“In addition, DOE has announced its intent to transition oversight of legacy environmental cleanup work from NNSA to DOE-EM. I have very few details on how this action will proceed, but I will continue to keep you updated. I will ensure that Los Alamos will do whatever is needed to ensure a smooth transition, and that includes maintaining safe and secure environmental program operations until the transition is complete. We are fully committed to working with the State of New Mexico and DOE throughout this process.
“It is time for us to be introspective and self-critical to ensure we fully learn from this event. In the coming days and weeks, we will be taking additional actions to ensure we address the underlying causes and strengthen our processes to prevent future upsets or events.

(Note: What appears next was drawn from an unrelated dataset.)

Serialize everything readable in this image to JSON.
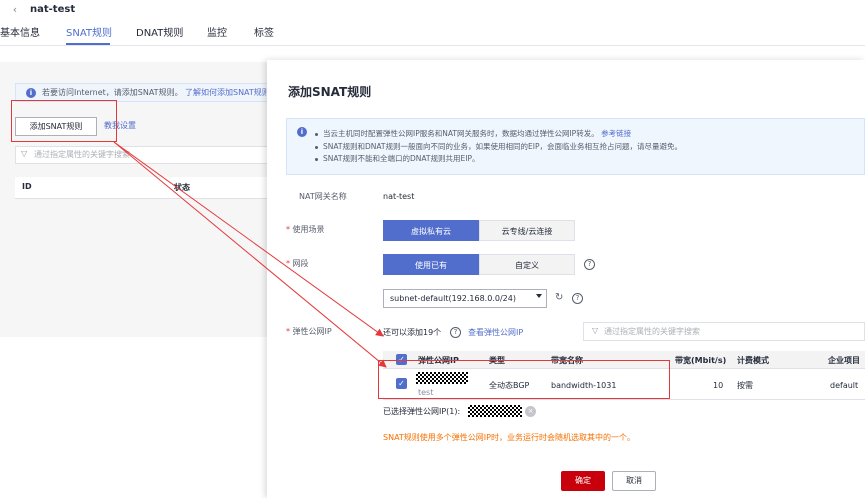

“Understanding the breached drum at WIPP continues to be a significant challenge to the Laboratory, but I believe we have our best people working on these issues. I ask for your continued support as we work through this recovery together. This is our obligation to the community, the state, and to our national security mission. “The leak contaminated 22 workers with low levels of radiation and indefinitely shuttered the government’s only permanent repository for waste from decades of nuclear bomb building.
Four managers in the lab’s environmental and transuranic waste program were also reassigned, officials said.
The NS&D Monitor reported that the managers relieved of their duties were Dan Cox, LANL deputy associate director of environmental programs, Jeff Mousseau, associate director of environmental programs, Kathy Johns-Hughes, Director of the LANL TRU Program, Tori George, program director for regulatory management.
 Officials have yet to pinpoint what caused the barrel of waste from Los Alamos to breach Feb. 14 in one of the half-mile deep rooms at the Waste Isolation Pilot Plant in southeastern New Mexico. One theory has focused on a chemical reaction in highly acidic waste that was packed with a lead glove and organic cat litter to absorb moisture.
Officials have said a switch by Los Alamos from inorganic to organic cat litter may have helped fuel the “heat event” that popped the lid off the barrel. As the investigation continues, hundreds of other barrels of Los Alamos waste with similar contents and organic cat litter are being closely monitored at Los Alamos, WIPP and a temporary site in West Texas.
At the Waste Isolation Pilot Plant, officials are working on a plan to decontaminate the mine and seal off the rooms with the suspect waste. Moniz has said it could take up to three years to reopen the multi-billion-dollar site.
The New Mexico Environment Department also weighed in.
“The department feels Environmental Management is better equipped to handle the complexities of environmental cleanup at generator sites,” NMED spokesman Jim Winchester in a statement released to the Santa Fe New Mexican. “The New Mexico Environment Department had been pushing DOE to make this change for a long time.”